We find in the very structural organization of the church the shifts that are going an are enabling the mission once again. We find a congregation in Austin, a United Methodist Church, which has taken all its congregation and assigned them to task forces. And not to keep the coffee pot hot on Sunday morning, hut to get jobs done in the community, to enable the mission of the church, as once long ago it was. In a Congregational church in New Jersey, the congregational list comes out each year complete with the tasks and the abilities of the congregatioll9 so that they can be plugged in to the mission of the church.

It is exciting that we are ready to move. And what we need to do is clearly laid before us by the very situation in which we find ourselves. The very crisis of our day tells us where we need to work. The very collapse of the social structures calls us to be concerned about the sociological care of all of society. And this is happening. This sort of care is illustrated by a church in Canfield, New Jersey, for instance. A minister of mission was appointed this year. New his job wasn't anything to do with missionaries in some far distant land, but the mission of the congregation in the community. The large preschool to meet and obvious need, to pioneer, in really freeing the children to be human beings. All of these are signs of sociological care, are answers to the claim of our present social society upon us.

We have a new secular language in which we can give the secular witness, in which we can proclaim the word in secular language. And we can write songs, not just "The Street Where You Live" , but the streets of Montreal where you walk, or of Houston. There was the Dairy Queen which found itself in a neighborhood where the streets were dilapidated and run down and riots were more common around the place, which was once a friendly family gathering place. He was at his wit's end, and he decided, in consultation with his staff, that he would not close like every other Dairy Queen, but he was going to take hold in that situation and create in it a new sign of possibility and growth in that very difficult and complex, run­down situation. And what came out of that was a new node, a new way of dealing with the inability of our society to communicate. The very cynicism which we run into every day , the very pain of our neighbors is in itself the objective demand.

We used to say in the mission field, that if you want to know what your call was, well then Just look at the need. The need is the call. The need is the call in our day, and the objective situation is the claim that is laid upon us. And the claim that is laid is the indicative and is no demand from the outside, but the possibility to be the new style.

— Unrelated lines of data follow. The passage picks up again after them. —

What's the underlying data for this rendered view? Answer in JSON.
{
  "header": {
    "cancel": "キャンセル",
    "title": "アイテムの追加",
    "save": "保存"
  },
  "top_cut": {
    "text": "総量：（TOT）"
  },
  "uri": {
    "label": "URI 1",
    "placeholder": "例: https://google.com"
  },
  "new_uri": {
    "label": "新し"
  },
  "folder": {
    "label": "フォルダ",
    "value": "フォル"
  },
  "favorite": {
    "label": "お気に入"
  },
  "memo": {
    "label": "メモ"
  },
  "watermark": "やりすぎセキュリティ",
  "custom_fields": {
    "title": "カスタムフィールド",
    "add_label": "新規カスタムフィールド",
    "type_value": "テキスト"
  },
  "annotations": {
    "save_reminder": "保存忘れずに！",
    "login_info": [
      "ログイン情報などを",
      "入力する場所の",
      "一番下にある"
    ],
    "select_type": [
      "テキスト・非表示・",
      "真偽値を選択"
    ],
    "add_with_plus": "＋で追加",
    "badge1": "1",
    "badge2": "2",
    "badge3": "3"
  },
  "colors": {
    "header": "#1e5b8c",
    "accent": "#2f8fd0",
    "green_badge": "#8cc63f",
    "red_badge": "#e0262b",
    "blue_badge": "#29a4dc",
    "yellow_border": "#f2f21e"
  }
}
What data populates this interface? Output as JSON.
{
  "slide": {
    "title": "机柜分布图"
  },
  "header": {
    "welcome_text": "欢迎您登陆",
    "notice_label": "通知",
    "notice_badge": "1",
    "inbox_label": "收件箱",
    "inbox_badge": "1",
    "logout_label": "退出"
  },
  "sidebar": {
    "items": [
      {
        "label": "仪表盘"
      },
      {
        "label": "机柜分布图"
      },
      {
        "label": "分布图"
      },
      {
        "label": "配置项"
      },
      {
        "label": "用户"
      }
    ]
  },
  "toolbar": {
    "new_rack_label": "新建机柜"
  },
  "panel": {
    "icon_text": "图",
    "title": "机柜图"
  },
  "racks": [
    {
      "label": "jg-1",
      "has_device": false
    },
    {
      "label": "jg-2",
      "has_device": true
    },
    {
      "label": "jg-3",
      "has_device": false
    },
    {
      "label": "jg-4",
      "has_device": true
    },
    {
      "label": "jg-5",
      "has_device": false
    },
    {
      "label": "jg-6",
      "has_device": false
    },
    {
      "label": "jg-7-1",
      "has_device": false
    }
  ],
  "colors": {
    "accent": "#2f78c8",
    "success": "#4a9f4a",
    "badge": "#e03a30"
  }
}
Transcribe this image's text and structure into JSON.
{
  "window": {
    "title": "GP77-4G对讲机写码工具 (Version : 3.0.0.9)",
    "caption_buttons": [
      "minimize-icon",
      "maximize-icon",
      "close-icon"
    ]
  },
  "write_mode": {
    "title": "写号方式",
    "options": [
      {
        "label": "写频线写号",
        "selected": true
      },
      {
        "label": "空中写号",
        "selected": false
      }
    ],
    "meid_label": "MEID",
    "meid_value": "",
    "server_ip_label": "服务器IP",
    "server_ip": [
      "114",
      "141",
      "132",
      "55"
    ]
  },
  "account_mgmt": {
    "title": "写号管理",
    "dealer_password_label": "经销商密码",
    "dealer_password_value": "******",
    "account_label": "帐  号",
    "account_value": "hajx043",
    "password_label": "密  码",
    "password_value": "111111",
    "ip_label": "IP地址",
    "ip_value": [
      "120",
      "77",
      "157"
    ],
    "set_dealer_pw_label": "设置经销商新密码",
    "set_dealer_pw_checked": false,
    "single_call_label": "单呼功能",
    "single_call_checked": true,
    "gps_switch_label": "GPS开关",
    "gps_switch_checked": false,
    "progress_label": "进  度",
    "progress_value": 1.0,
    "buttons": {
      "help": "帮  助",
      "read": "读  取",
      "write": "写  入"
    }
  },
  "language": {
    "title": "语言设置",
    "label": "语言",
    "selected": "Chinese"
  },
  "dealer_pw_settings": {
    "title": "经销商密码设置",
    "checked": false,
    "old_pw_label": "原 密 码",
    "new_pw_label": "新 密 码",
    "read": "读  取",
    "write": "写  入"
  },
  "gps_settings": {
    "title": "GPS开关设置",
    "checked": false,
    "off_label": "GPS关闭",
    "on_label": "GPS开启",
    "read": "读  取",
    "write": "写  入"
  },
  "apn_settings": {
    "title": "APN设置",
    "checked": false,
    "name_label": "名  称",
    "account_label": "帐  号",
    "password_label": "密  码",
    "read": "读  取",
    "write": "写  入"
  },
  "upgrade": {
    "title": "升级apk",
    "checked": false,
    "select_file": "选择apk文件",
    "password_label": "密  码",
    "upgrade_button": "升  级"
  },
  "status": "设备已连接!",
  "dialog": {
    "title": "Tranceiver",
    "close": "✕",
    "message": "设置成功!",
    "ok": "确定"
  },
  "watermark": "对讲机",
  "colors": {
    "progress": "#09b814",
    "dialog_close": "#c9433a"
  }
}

To be and represent what a society of new humans could look like. To provide the context . To dare to be the ones who risk . For we stand as that global community, for we stand as those who have learned to deal with life precisely as it is. We stand as those who are totally adequate, totally capable of doing the impossible deed in our time. One church in Toronto, down in the inner city of that great city, called the weakest and most ineffective minister they could find because they were sure they were about to die, and therefore why waste a powerful man there. And they call Bill Riesbury to be the pastor of that church 19 years ago and the church hasn't died yet! In fact, at the last meeting of that Diocese, the Bishop pointed to it as the one possible sign of new life and new hope in the entire Anglican Church in the Toronto vicinity.

That is what is happening and that is the possibility which we find. For it is a glorious thing to be the church when we are recapturing again what it means to be the people of God. We are discovering that we know all we need to know, that we have all we need to have to freight the word of possibility again in our generation.

Nan Grow